ASSIGNMENT:
Give only a number in reply. It should be how many lines in the records contain the string "verdadero".

DATA UNDER STUDY:
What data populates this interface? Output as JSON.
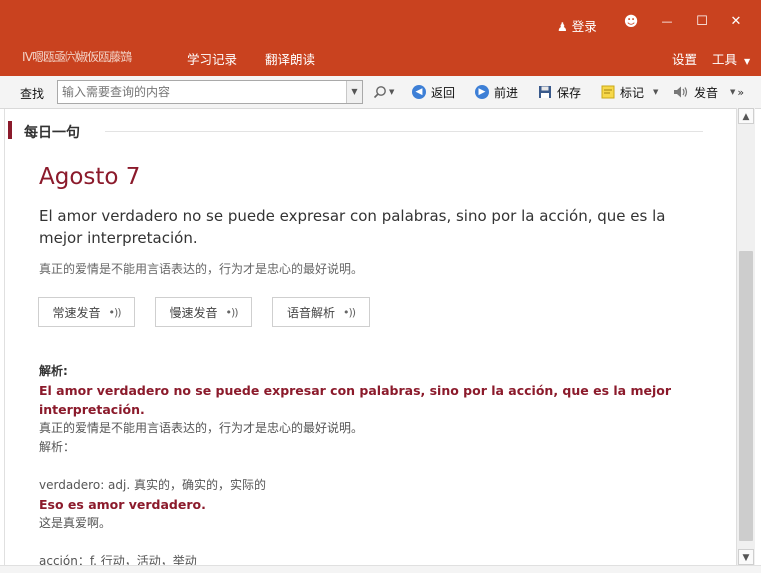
{
  "titlebar": {
    "garbled_text": "Ⅳ嗯瓯亟㈥婌仮瓯藤鷑",
    "nav": [
      "学习记录",
      "翻译朗读"
    ],
    "login_label": "登录",
    "settings_label": "设置",
    "tools_label": "工具",
    "smiley": "☻",
    "minimize": "—",
    "maximize": "☐",
    "close": "✕"
  },
  "toolbar": {
    "find_label": "查找",
    "search_placeholder": "输入需要查询的内容",
    "back_label": "返回",
    "forward_label": "前进",
    "save_label": "保存",
    "mark_label": "标记",
    "speak_label": "发音"
  },
  "daily": {
    "section_title": "每日一句",
    "date": "Agosto 7",
    "sentence": "El amor verdadero no se puede expresar con palabras, sino por la acción, que es la mejor interpretación.",
    "translation": "真正的爱情是不能用言语表达的，行为才是忠心的最好说明。",
    "buttons": [
      "常速发音",
      "慢速发音",
      "语音解析"
    ]
  },
  "analysis": {
    "heading": "解析:",
    "sentence_bold": "El amor verdadero no se puede expresar con palabras, sino por la acción, que es la mejor interpretación.",
    "translation": "真正的爱情是不能用言语表达的，行为才是忠心的最好说明。",
    "sub_label": "解析：",
    "vocab1_def": "verdadero: adj. 真实的，确实的，实际的",
    "vocab1_example": "Eso es amor verdadero.",
    "vocab1_example_trans": "这是真爱啊。",
    "vocab2_def": "acción：f. 行动，活动，举动"
  },
  "colors": {
    "titlebar": "#c9421f",
    "accent": "#8b1a2b"
  }
}
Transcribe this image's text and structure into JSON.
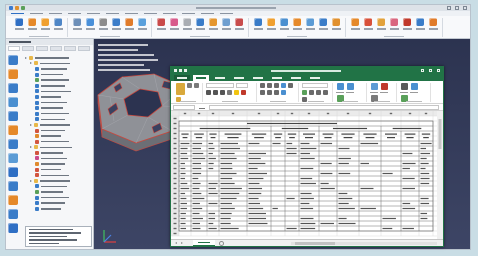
{
  "colors": {
    "frame": "#c9dde5",
    "viewport_top": "#2c3350",
    "viewport_bottom": "#3d4565",
    "model_face": "#8f9197",
    "model_side": "#6c6e75",
    "model_edge": "#c8483e",
    "model_mesh": "#a9abb1",
    "excel_green": "#217346",
    "excel_gridline": "#dadada",
    "excel_table_border": "#666666",
    "excel_header_bg": "#ebebeb"
  },
  "app": {
    "title_icon_colors": [
      "#3b7bd0",
      "#e0902e",
      "#5aa05a"
    ],
    "ribbon_groups": [
      [
        "#2f6fc4",
        "#e5892a",
        "#f0a030",
        "#4f86c6"
      ],
      [
        "#6d8fb8",
        "#4a90d9",
        "#8c8c8c",
        "#3c7dc9",
        "#e07b2a",
        "#5aa0dc"
      ],
      [
        "#c94a4a",
        "#d85b8c",
        "#a9adb3",
        "#3a7cc8",
        "#e4962e",
        "#6f9fd0",
        "#c84c4c"
      ],
      [
        "#3a7cc8",
        "#f0a030",
        "#4a8fd0",
        "#e5892a",
        "#5b9bd5",
        "#3a7cc8",
        "#e0902e"
      ],
      [
        "#e5892a",
        "#d8503a",
        "#e2a23c",
        "#d9667f",
        "#c0392b",
        "#3a7cc8",
        "#e07b2a"
      ]
    ],
    "browser_tool_colors": [
      "#3a7cc8",
      "#e5892a",
      "#3a7cc8",
      "#4a8fd0",
      "#3a7cc8",
      "#e5892a",
      "#3a7cc8",
      "#5b9bd5",
      "#2f6fc4",
      "#3a7cc8",
      "#e5892a",
      "#3a7cc8",
      "#2f6fc4"
    ],
    "tree_items": [
      {
        "icon": "folder-icon",
        "color": "#e8b84a"
      },
      {
        "icon": "folder-icon",
        "color": "#e8b84a"
      },
      {
        "icon": "component-icon",
        "color": "#3a7cc8"
      },
      {
        "icon": "component-icon",
        "color": "#3a7cc8"
      },
      {
        "icon": "component-icon",
        "color": "#5aa05a"
      },
      {
        "icon": "component-icon",
        "color": "#3a7cc8"
      },
      {
        "icon": "component-icon",
        "color": "#3a7cc8"
      },
      {
        "icon": "component-icon",
        "color": "#3a7cc8"
      },
      {
        "icon": "component-icon",
        "color": "#3a7cc8"
      },
      {
        "icon": "component-icon",
        "color": "#3a7cc8"
      },
      {
        "icon": "component-icon",
        "color": "#3a7cc8"
      },
      {
        "icon": "component-icon",
        "color": "#3a7cc8"
      },
      {
        "icon": "folder-icon",
        "color": "#e8b84a"
      },
      {
        "icon": "component-icon",
        "color": "#d2553f"
      },
      {
        "icon": "component-icon",
        "color": "#e08a2e"
      },
      {
        "icon": "component-icon",
        "color": "#d2553f"
      },
      {
        "icon": "folder-icon",
        "color": "#e8b84a"
      },
      {
        "icon": "component-icon",
        "color": "#d2553f"
      },
      {
        "icon": "component-icon",
        "color": "#c94a8c"
      },
      {
        "icon": "component-icon",
        "color": "#e08a2e"
      },
      {
        "icon": "component-icon",
        "color": "#d2553f"
      },
      {
        "icon": "component-icon",
        "color": "#d2553f"
      },
      {
        "icon": "folder-icon",
        "color": "#e8b84a"
      },
      {
        "icon": "component-icon",
        "color": "#3a7cc8"
      },
      {
        "icon": "component-icon",
        "color": "#5aa05a"
      },
      {
        "icon": "component-icon",
        "color": "#3a7cc8"
      },
      {
        "icon": "component-icon",
        "color": "#3a7cc8"
      },
      {
        "icon": "component-icon",
        "color": "#3a7cc8"
      }
    ]
  },
  "excel": {
    "ribbon": {
      "clipboard": [
        {
          "icon": "paste-icon",
          "color": "#d9a93c"
        },
        {
          "icon": "ribbon-icon",
          "color": "#7a7a7a"
        },
        {
          "icon": "ribbon-icon",
          "color": "#7a7a7a"
        },
        {
          "icon": "ribbon-icon",
          "color": "#d9a93c"
        }
      ],
      "font": [
        {
          "icon": "ribbon-icon",
          "color": "#555555"
        },
        {
          "icon": "ribbon-icon",
          "color": "#555555"
        },
        {
          "icon": "ribbon-icon",
          "color": "#555555"
        },
        {
          "icon": "ribbon-icon",
          "color": "#7a7a7a"
        },
        {
          "icon": "ribbon-icon",
          "color": "#f1c40f"
        },
        {
          "icon": "ribbon-icon",
          "color": "#c0392b"
        }
      ],
      "alignment": [
        {
          "icon": "ribbon-icon",
          "color": "#6a6a6a"
        },
        {
          "icon": "ribbon-icon",
          "color": "#6a6a6a"
        },
        {
          "icon": "ribbon-icon",
          "color": "#6a6a6a"
        },
        {
          "icon": "ribbon-icon",
          "color": "#4a8fd0"
        },
        {
          "icon": "ribbon-icon",
          "color": "#6a6a6a"
        },
        {
          "icon": "ribbon-icon",
          "color": "#6a6a6a"
        },
        {
          "icon": "ribbon-icon",
          "color": "#6a6a6a"
        },
        {
          "icon": "ribbon-icon",
          "color": "#6a6a6a"
        },
        {
          "icon": "ribbon-icon",
          "color": "#4a8fd0"
        }
      ],
      "number": [
        {
          "icon": "ribbon-icon",
          "color": "#5aa05a"
        },
        {
          "icon": "ribbon-icon",
          "color": "#6a6a6a"
        },
        {
          "icon": "ribbon-icon",
          "color": "#6a6a6a"
        },
        {
          "icon": "ribbon-icon",
          "color": "#6a6a6a"
        },
        {
          "icon": "ribbon-icon",
          "color": "#6a6a6a"
        }
      ],
      "styles": [
        {
          "icon": "ribbon-icon",
          "color": "#4a8fd0"
        },
        {
          "icon": "ribbon-icon",
          "color": "#4a8fd0"
        },
        {
          "icon": "ribbon-icon",
          "color": "#5aa05a"
        }
      ],
      "cells": [
        {
          "icon": "ribbon-icon",
          "color": "#5b9bd5"
        },
        {
          "icon": "ribbon-icon",
          "color": "#c0392b"
        },
        {
          "icon": "ribbon-icon",
          "color": "#7a7a7a"
        }
      ],
      "editing": [
        {
          "icon": "ribbon-icon",
          "color": "#5a5a5a"
        },
        {
          "icon": "ribbon-icon",
          "color": "#4a8fd0"
        },
        {
          "icon": "ribbon-icon",
          "color": "#5aa05a"
        }
      ]
    }
  }
}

EXERCISE SOLUTION:
4